Copy out each line of the data that holds the word "shortcut".

______

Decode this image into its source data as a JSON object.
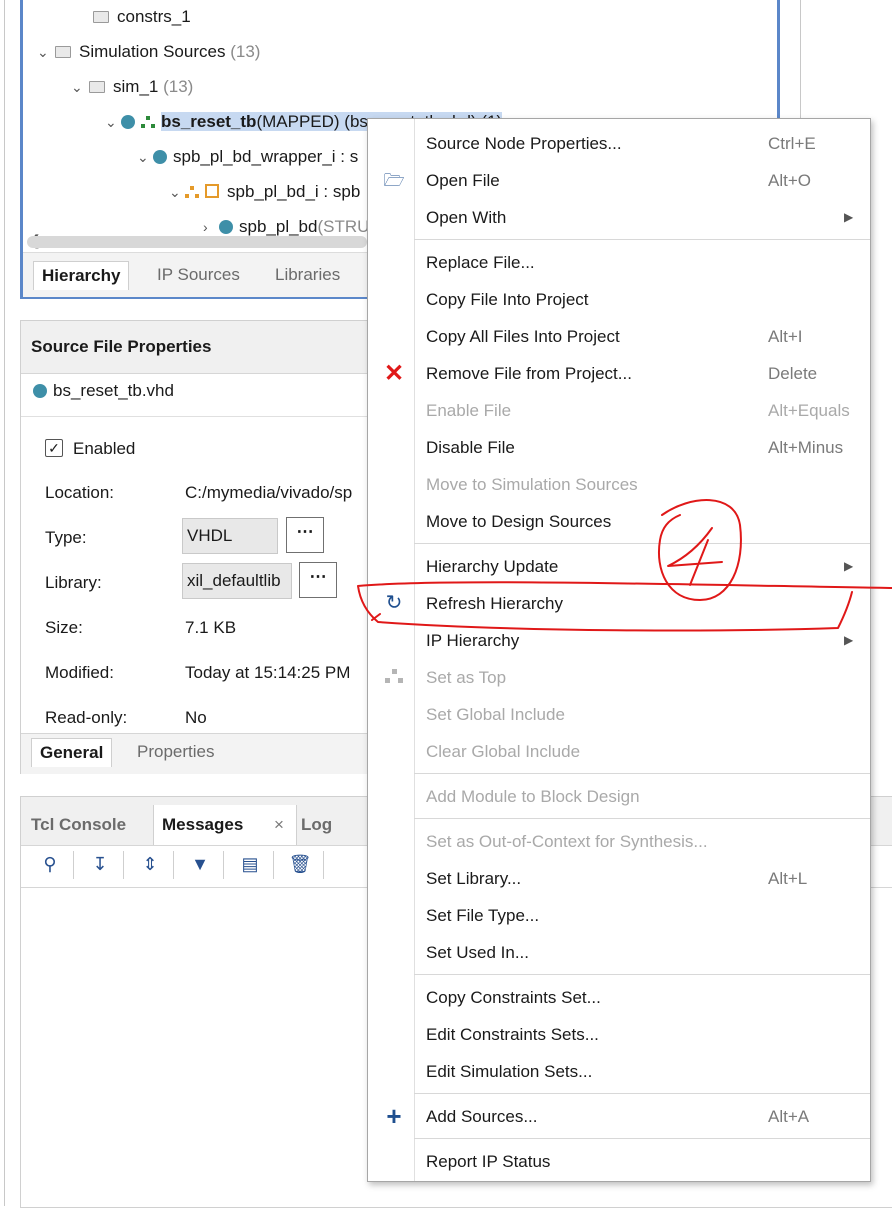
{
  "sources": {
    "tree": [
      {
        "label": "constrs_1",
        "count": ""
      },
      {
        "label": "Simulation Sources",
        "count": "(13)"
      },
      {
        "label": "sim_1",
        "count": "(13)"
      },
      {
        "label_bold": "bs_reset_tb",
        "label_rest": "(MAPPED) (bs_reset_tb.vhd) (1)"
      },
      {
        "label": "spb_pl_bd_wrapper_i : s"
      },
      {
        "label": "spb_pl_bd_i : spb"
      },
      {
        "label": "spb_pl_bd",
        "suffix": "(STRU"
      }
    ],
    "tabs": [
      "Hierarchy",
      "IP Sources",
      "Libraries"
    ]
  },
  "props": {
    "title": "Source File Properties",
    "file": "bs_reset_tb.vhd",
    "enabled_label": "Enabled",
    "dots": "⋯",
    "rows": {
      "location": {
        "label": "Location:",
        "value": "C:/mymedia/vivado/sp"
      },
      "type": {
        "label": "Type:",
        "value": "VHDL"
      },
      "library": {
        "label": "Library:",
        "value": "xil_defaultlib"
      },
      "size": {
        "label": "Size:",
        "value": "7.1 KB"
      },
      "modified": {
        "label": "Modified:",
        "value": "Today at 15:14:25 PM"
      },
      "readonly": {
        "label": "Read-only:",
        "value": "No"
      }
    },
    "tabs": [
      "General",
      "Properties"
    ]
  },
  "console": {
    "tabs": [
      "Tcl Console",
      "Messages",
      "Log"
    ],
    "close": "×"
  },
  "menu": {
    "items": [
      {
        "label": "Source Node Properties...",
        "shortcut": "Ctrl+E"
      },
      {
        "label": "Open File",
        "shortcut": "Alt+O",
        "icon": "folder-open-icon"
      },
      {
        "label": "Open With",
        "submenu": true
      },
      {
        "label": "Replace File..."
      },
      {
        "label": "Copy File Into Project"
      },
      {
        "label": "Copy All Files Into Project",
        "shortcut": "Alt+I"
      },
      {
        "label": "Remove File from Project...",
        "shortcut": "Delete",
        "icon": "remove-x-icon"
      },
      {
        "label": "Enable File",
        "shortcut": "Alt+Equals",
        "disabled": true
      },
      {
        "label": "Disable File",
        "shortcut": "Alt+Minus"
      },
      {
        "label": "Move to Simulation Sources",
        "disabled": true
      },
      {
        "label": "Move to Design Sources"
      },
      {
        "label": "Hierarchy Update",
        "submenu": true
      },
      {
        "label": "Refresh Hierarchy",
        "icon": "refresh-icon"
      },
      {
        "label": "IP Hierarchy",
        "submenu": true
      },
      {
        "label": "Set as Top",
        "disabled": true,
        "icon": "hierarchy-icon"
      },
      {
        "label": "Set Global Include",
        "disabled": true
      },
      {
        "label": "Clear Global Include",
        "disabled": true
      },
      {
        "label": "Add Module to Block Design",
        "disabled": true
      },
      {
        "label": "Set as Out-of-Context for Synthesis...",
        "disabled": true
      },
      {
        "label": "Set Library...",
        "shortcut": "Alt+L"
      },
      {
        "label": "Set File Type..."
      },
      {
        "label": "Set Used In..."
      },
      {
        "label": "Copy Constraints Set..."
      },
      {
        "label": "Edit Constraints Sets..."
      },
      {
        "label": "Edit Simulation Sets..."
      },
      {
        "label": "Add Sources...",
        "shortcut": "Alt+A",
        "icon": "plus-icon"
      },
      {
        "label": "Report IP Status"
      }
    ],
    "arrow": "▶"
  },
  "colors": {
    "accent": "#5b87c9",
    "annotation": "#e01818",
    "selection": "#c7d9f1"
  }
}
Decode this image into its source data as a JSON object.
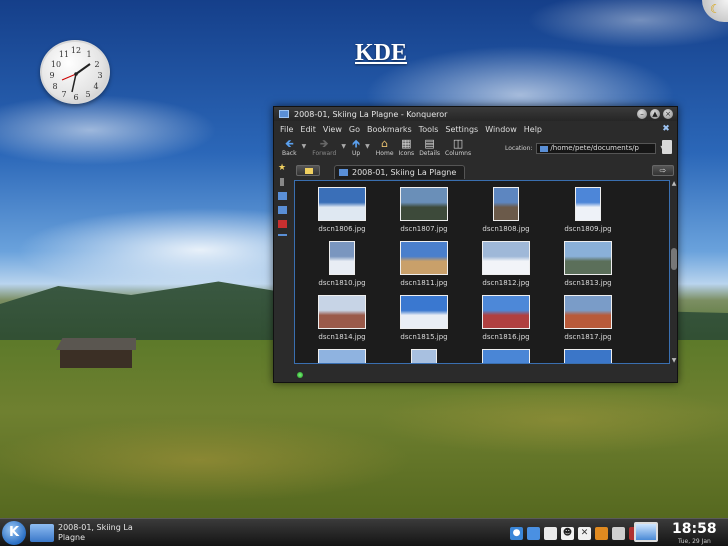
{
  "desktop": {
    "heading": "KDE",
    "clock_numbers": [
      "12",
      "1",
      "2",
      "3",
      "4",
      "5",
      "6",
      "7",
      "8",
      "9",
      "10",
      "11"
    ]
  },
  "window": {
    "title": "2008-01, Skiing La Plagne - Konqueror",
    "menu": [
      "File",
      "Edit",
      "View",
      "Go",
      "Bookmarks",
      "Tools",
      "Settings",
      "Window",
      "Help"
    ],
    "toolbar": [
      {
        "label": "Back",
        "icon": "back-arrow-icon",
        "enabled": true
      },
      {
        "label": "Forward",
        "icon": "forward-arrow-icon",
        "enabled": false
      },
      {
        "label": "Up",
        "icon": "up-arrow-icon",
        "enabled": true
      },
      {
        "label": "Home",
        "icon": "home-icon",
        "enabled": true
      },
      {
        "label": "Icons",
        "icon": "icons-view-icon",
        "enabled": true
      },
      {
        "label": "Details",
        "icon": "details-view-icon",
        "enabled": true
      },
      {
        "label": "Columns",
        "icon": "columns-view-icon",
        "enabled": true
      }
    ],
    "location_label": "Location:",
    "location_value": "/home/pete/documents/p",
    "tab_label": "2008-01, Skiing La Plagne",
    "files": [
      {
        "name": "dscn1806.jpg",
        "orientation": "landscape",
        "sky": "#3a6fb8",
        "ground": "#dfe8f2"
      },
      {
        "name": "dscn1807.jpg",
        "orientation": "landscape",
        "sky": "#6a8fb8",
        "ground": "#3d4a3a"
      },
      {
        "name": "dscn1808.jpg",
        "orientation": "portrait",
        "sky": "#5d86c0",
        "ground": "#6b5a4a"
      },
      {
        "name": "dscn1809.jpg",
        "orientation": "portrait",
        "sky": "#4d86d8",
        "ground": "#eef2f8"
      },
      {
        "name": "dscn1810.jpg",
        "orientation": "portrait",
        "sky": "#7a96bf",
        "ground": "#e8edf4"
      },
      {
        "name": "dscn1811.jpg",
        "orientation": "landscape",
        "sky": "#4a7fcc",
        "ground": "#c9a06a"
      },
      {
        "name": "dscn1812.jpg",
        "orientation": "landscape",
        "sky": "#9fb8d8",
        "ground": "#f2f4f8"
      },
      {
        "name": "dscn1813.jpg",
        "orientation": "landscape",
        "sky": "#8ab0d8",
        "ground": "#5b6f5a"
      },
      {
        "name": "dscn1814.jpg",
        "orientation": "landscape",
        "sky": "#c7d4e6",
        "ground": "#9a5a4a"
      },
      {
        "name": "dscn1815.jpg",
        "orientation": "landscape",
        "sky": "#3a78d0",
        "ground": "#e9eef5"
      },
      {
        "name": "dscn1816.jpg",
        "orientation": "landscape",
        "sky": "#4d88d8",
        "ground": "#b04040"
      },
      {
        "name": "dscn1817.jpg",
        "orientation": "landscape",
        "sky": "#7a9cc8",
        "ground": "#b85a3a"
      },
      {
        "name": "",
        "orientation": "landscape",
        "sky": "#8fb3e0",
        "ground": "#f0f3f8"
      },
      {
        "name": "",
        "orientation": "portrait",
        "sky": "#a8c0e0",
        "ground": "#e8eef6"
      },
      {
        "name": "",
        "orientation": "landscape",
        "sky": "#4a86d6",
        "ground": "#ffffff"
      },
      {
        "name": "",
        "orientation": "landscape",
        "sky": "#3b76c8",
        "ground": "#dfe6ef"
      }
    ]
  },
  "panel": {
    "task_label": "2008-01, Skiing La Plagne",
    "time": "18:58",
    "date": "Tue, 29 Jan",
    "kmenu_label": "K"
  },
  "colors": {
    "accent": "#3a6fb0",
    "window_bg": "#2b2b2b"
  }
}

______

Task output:
        "shortcut": "Ctrl+E"
        "shortcut": "Alt+O",
        "shortcut": "Alt+I"
        "shortcut": "Delete",
        "shortcut": "Alt+Equals",
        "shortcut": "Alt+Minus"
        "shortcut": "Alt+L"
        "shortcut": "Alt+A",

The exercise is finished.